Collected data
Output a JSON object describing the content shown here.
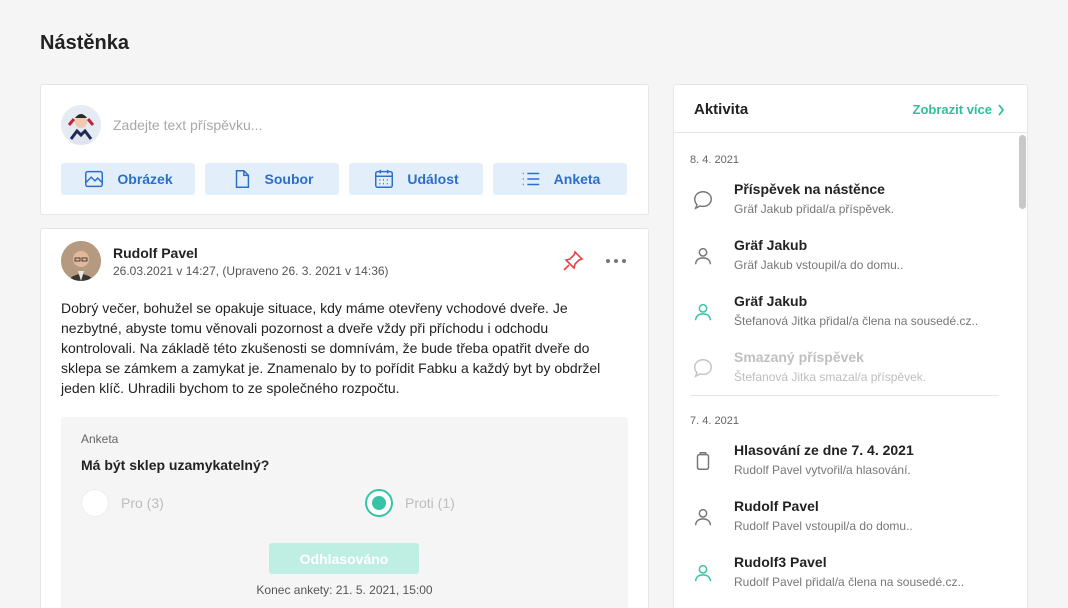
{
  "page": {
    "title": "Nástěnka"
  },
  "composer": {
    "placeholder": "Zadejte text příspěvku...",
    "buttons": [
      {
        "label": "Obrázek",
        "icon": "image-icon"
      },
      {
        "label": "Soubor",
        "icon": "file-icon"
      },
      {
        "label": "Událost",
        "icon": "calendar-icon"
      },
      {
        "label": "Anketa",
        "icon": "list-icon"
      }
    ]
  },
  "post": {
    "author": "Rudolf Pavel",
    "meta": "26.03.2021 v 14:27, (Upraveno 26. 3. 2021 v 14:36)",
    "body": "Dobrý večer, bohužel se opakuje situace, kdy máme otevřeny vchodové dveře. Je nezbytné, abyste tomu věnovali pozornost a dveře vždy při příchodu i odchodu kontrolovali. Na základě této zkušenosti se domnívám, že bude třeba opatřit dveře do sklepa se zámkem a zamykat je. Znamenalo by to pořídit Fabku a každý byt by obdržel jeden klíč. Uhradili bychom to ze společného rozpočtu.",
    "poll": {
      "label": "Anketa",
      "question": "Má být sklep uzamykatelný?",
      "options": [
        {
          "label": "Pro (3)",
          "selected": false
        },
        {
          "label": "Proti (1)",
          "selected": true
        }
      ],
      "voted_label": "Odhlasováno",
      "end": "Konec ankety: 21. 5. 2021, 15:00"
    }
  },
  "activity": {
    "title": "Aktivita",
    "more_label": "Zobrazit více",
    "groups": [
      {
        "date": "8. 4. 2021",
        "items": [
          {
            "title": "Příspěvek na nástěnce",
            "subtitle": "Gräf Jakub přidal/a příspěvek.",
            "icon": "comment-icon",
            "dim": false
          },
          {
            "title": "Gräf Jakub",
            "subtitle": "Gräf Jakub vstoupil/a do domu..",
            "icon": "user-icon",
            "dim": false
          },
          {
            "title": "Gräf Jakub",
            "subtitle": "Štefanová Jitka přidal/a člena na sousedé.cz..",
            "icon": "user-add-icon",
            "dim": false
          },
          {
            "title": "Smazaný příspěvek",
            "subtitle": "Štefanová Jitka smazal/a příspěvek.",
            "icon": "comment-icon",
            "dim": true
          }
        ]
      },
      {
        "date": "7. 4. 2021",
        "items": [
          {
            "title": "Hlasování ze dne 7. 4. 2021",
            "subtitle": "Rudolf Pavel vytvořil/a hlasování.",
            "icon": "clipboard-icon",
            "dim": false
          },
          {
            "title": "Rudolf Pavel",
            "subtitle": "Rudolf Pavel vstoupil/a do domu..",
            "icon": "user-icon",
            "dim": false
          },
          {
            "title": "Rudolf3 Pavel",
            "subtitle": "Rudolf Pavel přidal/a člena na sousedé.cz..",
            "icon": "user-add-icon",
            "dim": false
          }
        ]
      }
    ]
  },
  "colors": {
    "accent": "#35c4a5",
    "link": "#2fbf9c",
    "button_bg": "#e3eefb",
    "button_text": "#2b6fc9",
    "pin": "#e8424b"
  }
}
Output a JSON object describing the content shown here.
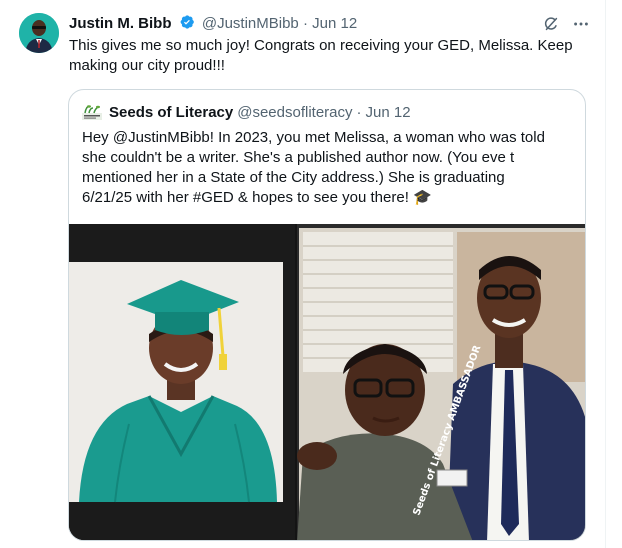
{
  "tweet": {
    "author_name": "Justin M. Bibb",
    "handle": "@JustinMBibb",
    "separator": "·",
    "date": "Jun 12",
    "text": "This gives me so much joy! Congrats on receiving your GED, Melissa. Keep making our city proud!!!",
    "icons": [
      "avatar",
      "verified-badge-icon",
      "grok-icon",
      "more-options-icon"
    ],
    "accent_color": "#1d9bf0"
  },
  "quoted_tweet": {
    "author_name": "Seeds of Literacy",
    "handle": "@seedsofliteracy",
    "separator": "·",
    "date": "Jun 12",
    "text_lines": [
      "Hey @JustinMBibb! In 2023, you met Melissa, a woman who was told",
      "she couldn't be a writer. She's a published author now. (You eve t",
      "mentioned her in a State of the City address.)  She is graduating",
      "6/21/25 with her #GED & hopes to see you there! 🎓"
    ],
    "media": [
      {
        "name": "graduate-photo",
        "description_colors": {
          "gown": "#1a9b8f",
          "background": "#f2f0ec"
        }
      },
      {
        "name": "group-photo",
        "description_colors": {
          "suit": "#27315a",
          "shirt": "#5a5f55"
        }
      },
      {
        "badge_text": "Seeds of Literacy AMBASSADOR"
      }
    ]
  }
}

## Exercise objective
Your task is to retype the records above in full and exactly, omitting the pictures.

## Answer box
Output a JSON object describing the content shown here.
{
  "page": {
    "title": "Nástěnka"
  },
  "composer": {
    "placeholder": "Zadejte text příspěvku...",
    "buttons": [
      {
        "label": "Obrázek",
        "icon": "image-icon"
      },
      {
        "label": "Soubor",
        "icon": "file-icon"
      },
      {
        "label": "Událost",
        "icon": "calendar-icon"
      },
      {
        "label": "Anketa",
        "icon": "list-icon"
      }
    ]
  },
  "post": {
    "author": "Rudolf Pavel",
    "meta": "26.03.2021 v 14:27, (Upraveno 26. 3. 2021 v 14:36)",
    "body": "Dobrý večer, bohužel se opakuje situace, kdy máme otevřeny vchodové dveře. Je nezbytné, abyste tomu věnovali pozornost a dveře vždy při příchodu i odchodu kontrolovali. Na základě této zkušenosti se domnívám, že bude třeba opatřit dveře do sklepa se zámkem a zamykat je. Znamenalo by to pořídit Fabku a každý byt by obdržel jeden klíč. Uhradili bychom to ze společného rozpočtu.",
    "poll": {
      "label": "Anketa",
      "question": "Má být sklep uzamykatelný?",
      "options": [
        {
          "label": "Pro (3)",
          "selected": false
        },
        {
          "label": "Proti (1)",
          "selected": true
        }
      ],
      "voted_label": "Odhlasováno",
      "end": "Konec ankety: 21. 5. 2021, 15:00"
    }
  },
  "activity": {
    "title": "Aktivita",
    "more_label": "Zobrazit více",
    "groups": [
      {
        "date": "8. 4. 2021",
        "items": [
          {
            "title": "Příspěvek na nástěnce",
            "subtitle": "Gräf Jakub přidal/a příspěvek.",
            "icon": "comment-icon",
            "dim": false
          },
          {
            "title": "Gräf Jakub",
            "subtitle": "Gräf Jakub vstoupil/a do domu..",
            "icon": "user-icon",
            "dim": false
          },
          {
            "title": "Gräf Jakub",
            "subtitle": "Štefanová Jitka přidal/a člena na sousedé.cz..",
            "icon": "user-add-icon",
            "dim": false
          },
          {
            "title": "Smazaný příspěvek",
            "subtitle": "Štefanová Jitka smazal/a příspěvek.",
            "icon": "comment-icon",
            "dim": true
          }
        ]
      },
      {
        "date": "7. 4. 2021",
        "items": [
          {
            "title": "Hlasování ze dne 7. 4. 2021",
            "subtitle": "Rudolf Pavel vytvořil/a hlasování.",
            "icon": "clipboard-icon",
            "dim": false
          },
          {
            "title": "Rudolf Pavel",
            "subtitle": "Rudolf Pavel vstoupil/a do domu..",
            "icon": "user-icon",
            "dim": false
          },
          {
            "title": "Rudolf3 Pavel",
            "subtitle": "Rudolf Pavel přidal/a člena na sousedé.cz..",
            "icon": "user-add-icon",
            "dim": false
          }
        ]
      }
    ]
  },
  "colors": {
    "accent": "#35c4a5",
    "link": "#2fbf9c",
    "button_bg": "#e3eefb",
    "button_text": "#2b6fc9",
    "pin": "#e8424b"
  }
}
Output a JSON object describing the content shown here.
{
  "tweet": {
    "author_name": "Justin M. Bibb",
    "handle": "@JustinMBibb",
    "separator": "·",
    "date": "Jun 12",
    "text": "This gives me so much joy! Congrats on receiving your GED, Melissa. Keep making our city proud!!!",
    "icons": [
      "avatar",
      "verified-badge-icon",
      "grok-icon",
      "more-options-icon"
    ],
    "accent_color": "#1d9bf0"
  },
  "quoted_tweet": {
    "author_name": "Seeds of Literacy",
    "handle": "@seedsofliteracy",
    "separator": "·",
    "date": "Jun 12",
    "text_lines": [
      "Hey @JustinMBibb! In 2023, you met Melissa, a woman who was told",
      "she couldn't be a writer. She's a published author now. (You eve t",
      "mentioned her in a State of the City address.)  She is graduating",
      "6/21/25 with her #GED & hopes to see you there! 🎓"
    ],
    "media": [
      {
        "name": "graduate-photo",
        "description_colors": {
          "gown": "#1a9b8f",
          "background": "#f2f0ec"
        }
      },
      {
        "name": "group-photo",
        "description_colors": {
          "suit": "#27315a",
          "shirt": "#5a5f55"
        }
      },
      {
        "badge_text": "Seeds of Literacy AMBASSADOR"
      }
    ]
  }
}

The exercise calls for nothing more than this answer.